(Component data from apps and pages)
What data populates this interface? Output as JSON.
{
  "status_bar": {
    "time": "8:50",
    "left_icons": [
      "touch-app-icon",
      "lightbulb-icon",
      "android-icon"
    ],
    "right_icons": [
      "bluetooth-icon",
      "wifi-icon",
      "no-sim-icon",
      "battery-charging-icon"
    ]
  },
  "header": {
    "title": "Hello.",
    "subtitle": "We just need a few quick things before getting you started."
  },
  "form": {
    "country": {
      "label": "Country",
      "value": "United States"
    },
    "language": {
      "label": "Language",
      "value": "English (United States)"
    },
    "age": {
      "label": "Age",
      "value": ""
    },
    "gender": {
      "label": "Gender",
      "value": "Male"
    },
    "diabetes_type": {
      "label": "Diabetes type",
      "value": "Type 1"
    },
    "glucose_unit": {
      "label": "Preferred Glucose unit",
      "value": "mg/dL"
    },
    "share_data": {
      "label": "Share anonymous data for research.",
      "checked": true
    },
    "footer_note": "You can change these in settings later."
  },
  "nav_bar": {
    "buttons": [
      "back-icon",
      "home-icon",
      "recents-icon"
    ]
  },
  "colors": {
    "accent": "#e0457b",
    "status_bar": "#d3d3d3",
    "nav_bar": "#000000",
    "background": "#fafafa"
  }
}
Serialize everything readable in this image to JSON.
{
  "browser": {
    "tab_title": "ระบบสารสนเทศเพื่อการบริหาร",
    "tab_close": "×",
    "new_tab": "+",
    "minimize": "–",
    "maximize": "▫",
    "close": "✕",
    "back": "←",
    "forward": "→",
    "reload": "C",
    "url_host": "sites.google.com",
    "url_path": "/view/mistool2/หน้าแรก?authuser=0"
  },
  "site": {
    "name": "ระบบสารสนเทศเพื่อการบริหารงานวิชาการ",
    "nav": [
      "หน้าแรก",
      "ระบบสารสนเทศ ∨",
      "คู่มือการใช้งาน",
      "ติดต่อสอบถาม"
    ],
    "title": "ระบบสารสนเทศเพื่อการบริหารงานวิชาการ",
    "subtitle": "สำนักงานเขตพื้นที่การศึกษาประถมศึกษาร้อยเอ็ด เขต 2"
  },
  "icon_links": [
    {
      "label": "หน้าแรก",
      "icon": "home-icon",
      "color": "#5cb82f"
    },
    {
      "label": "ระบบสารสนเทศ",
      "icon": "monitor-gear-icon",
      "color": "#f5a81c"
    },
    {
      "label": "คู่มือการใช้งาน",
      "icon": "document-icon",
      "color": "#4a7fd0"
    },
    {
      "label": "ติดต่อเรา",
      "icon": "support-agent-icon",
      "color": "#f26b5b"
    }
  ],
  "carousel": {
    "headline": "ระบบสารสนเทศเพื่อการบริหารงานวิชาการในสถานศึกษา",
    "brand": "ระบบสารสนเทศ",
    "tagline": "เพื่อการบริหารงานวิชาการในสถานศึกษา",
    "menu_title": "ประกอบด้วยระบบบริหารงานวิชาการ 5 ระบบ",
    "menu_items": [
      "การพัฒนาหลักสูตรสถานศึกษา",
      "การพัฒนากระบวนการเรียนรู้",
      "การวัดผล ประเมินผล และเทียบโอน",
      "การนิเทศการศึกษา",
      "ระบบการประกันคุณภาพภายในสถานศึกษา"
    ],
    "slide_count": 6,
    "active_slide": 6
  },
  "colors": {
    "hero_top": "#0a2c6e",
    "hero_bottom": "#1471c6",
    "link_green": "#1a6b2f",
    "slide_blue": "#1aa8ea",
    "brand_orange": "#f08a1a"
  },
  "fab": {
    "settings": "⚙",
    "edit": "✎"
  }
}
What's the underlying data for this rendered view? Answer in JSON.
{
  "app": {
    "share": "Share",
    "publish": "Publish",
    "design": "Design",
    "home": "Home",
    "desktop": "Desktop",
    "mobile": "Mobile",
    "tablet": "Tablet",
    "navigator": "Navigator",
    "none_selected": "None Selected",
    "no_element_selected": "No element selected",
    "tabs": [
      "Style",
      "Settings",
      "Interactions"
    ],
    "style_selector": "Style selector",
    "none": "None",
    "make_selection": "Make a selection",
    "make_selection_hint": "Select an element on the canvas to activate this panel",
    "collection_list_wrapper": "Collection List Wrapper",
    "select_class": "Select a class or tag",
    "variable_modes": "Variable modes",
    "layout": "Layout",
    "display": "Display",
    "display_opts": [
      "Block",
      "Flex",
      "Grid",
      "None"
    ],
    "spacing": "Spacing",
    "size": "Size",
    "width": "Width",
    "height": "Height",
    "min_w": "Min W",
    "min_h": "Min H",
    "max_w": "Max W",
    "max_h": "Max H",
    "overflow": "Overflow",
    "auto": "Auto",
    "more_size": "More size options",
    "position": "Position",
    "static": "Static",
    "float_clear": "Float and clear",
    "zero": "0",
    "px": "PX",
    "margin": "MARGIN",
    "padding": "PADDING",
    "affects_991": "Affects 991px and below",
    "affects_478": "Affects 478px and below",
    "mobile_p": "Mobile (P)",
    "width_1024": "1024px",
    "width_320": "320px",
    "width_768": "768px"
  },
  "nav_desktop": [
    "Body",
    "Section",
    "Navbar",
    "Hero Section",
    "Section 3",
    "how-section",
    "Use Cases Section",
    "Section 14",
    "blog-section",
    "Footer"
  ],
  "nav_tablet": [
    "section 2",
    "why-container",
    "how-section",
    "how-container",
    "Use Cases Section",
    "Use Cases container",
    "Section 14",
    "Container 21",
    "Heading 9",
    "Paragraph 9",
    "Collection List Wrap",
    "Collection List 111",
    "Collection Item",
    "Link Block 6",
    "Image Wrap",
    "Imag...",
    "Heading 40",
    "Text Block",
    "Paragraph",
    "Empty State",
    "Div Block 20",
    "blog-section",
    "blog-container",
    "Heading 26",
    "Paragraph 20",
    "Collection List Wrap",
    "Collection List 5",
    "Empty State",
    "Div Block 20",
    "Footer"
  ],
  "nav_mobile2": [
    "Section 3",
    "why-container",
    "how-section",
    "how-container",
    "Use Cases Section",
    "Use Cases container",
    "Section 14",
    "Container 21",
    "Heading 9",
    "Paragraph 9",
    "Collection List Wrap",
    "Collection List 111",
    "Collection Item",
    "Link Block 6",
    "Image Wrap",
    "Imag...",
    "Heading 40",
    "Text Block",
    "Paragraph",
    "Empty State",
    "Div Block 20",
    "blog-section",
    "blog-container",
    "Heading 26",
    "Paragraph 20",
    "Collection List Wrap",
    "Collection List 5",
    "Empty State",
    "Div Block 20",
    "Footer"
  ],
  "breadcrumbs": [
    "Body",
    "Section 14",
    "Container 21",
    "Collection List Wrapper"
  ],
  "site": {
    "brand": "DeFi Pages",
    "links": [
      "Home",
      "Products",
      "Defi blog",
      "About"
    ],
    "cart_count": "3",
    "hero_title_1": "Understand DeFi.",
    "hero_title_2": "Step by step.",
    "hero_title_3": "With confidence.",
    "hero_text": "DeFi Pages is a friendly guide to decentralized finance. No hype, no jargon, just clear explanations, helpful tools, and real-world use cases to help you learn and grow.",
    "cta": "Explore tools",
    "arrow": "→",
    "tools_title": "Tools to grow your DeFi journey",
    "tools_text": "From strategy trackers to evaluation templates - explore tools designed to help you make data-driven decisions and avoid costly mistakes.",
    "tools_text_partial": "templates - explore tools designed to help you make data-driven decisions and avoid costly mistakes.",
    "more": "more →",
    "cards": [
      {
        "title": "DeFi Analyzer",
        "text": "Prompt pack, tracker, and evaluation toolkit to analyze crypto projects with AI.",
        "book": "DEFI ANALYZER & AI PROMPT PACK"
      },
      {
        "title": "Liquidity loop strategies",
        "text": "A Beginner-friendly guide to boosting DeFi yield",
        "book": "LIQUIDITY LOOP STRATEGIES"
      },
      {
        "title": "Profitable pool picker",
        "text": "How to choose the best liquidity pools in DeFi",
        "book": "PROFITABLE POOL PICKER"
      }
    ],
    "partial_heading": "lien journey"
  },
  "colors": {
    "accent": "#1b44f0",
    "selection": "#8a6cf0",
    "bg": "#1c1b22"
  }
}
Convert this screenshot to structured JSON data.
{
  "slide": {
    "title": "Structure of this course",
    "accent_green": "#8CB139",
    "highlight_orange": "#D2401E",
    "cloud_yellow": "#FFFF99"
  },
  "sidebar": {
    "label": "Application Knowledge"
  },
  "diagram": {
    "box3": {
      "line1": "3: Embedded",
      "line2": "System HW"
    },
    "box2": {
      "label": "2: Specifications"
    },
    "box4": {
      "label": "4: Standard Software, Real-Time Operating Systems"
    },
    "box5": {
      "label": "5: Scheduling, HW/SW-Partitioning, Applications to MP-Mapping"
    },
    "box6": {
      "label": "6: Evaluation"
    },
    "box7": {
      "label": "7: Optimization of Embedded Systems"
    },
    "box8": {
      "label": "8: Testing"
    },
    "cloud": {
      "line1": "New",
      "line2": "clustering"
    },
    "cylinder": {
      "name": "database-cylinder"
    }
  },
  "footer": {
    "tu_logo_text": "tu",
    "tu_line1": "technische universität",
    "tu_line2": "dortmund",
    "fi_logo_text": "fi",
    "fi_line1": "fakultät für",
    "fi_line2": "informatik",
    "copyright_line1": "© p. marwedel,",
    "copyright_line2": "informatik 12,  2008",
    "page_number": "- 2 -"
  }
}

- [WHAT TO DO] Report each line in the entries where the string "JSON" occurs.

- [EXPECTED OUTPUT]
What data populates this interface? Output as JSON.
Serialize everything readable in this image to JSON.
What's the underlying data for this rendered view? Answer in JSON.
Convert this screenshot to structured JSON data.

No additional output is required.